#### [Task requirements]
Every line of the data that includes "name" should be copied out.

Segment Start: The data

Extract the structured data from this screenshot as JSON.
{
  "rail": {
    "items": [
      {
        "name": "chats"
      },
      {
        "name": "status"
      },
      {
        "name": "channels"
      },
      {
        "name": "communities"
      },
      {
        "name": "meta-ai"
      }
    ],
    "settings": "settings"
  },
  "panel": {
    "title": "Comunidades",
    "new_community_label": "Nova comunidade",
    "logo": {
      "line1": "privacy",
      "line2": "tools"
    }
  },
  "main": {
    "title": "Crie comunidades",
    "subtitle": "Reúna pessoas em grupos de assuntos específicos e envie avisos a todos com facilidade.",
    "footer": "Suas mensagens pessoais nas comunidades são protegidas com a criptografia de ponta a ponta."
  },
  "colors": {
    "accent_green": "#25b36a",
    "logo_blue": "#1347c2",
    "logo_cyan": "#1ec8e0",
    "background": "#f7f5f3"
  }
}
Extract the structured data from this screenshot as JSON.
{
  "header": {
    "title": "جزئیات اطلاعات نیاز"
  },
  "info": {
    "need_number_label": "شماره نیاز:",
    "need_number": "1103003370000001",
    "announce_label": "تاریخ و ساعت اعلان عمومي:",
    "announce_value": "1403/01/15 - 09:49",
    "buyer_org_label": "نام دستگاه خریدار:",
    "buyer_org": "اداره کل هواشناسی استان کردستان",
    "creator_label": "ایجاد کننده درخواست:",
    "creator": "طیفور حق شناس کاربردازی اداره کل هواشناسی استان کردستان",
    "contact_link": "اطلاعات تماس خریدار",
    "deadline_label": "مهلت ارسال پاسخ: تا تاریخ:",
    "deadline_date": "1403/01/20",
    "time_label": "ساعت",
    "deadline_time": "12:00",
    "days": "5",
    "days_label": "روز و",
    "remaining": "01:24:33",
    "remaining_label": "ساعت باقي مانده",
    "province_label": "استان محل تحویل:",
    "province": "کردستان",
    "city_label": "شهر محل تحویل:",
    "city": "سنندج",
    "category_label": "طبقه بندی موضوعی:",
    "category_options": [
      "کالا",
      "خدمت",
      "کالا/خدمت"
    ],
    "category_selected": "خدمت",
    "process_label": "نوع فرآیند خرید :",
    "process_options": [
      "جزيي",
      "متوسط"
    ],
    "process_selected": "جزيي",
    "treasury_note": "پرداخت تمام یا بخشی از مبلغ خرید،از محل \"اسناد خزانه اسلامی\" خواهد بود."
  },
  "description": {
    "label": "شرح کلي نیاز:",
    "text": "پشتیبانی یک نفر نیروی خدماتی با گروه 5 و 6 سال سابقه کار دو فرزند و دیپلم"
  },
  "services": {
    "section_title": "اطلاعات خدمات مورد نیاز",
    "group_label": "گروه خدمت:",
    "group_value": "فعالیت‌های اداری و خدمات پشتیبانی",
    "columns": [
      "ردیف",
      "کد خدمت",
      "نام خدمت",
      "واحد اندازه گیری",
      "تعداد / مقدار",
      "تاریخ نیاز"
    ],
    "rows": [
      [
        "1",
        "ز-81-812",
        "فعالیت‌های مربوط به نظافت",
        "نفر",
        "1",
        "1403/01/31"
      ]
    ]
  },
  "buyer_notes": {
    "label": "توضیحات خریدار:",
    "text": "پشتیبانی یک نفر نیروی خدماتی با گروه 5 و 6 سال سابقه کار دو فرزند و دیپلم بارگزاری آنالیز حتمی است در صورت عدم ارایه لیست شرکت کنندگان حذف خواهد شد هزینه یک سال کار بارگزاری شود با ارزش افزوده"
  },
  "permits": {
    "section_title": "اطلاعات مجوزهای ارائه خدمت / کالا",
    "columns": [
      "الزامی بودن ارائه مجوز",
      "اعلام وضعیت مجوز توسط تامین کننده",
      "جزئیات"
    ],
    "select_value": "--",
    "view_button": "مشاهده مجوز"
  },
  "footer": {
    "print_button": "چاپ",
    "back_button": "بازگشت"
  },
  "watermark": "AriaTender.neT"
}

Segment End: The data

#### [Response]
        "name": "chats"
        "name": "status"
        "name": "channels"
        "name": "communities"
        "name": "meta-ai"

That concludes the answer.